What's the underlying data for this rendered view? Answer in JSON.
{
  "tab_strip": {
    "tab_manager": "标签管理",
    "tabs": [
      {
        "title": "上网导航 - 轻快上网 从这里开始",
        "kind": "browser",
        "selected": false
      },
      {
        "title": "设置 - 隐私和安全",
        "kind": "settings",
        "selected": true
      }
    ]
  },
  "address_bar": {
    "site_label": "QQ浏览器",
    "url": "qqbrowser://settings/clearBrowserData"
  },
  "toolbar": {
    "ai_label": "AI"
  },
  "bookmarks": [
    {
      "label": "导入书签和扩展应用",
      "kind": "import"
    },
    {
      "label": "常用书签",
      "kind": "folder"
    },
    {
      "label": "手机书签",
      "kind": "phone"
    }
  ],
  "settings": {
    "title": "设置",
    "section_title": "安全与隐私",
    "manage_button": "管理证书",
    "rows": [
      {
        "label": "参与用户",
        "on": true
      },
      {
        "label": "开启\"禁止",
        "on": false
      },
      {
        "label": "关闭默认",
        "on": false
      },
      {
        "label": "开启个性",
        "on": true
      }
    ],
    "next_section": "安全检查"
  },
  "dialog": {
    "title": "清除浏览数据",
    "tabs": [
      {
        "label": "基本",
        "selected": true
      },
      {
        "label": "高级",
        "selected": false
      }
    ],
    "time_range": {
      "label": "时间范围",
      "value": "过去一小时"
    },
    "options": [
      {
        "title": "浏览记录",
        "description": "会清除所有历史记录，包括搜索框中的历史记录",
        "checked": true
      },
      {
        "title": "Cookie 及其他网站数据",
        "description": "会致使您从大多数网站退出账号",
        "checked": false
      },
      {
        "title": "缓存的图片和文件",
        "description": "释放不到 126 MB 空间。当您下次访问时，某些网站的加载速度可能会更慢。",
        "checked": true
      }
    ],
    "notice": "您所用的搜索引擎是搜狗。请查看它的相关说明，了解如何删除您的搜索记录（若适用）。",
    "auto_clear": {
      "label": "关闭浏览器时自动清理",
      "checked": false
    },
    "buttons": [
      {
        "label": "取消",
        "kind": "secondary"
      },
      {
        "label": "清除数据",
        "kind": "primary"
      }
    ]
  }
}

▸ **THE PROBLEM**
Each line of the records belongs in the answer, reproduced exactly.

▸ **SOLUTION**
What's the underlying data for this rendered view? Answer in JSON.
{
  "tab_strip": {
    "tab_manager": "标签管理",
    "tabs": [
      {
        "title": "上网导航 - 轻快上网 从这里开始",
        "kind": "browser",
        "selected": false
      },
      {
        "title": "设置 - 隐私和安全",
        "kind": "settings",
        "selected": true
      }
    ]
  },
  "address_bar": {
    "site_label": "QQ浏览器",
    "url": "qqbrowser://settings/clearBrowserData"
  },
  "toolbar": {
    "ai_label": "AI"
  },
  "bookmarks": [
    {
      "label": "导入书签和扩展应用",
      "kind": "import"
    },
    {
      "label": "常用书签",
      "kind": "folder"
    },
    {
      "label": "手机书签",
      "kind": "phone"
    }
  ],
  "settings": {
    "title": "设置",
    "section_title": "安全与隐私",
    "manage_button": "管理证书",
    "rows": [
      {
        "label": "参与用户",
        "on": true
      },
      {
        "label": "开启\"禁止",
        "on": false
      },
      {
        "label": "关闭默认",
        "on": false
      },
      {
        "label": "开启个性",
        "on": true
      }
    ],
    "next_section": "安全检查"
  },
  "dialog": {
    "title": "清除浏览数据",
    "tabs": [
      {
        "label": "基本",
        "selected": true
      },
      {
        "label": "高级",
        "selected": false
      }
    ],
    "time_range": {
      "label": "时间范围",
      "value": "过去一小时"
    },
    "options": [
      {
        "title": "浏览记录",
        "description": "会清除所有历史记录，包括搜索框中的历史记录",
        "checked": true
      },
      {
        "title": "Cookie 及其他网站数据",
        "description": "会致使您从大多数网站退出账号",
        "checked": false
      },
      {
        "title": "缓存的图片和文件",
        "description": "释放不到 126 MB 空间。当您下次访问时，某些网站的加载速度可能会更慢。",
        "checked": true
      }
    ],
    "notice": "您所用的搜索引擎是搜狗。请查看它的相关说明，了解如何删除您的搜索记录（若适用）。",
    "auto_clear": {
      "label": "关闭浏览器时自动清理",
      "checked": false
    },
    "buttons": [
      {
        "label": "取消",
        "kind": "secondary"
      },
      {
        "label": "清除数据",
        "kind": "primary"
      }
    ]
  }
}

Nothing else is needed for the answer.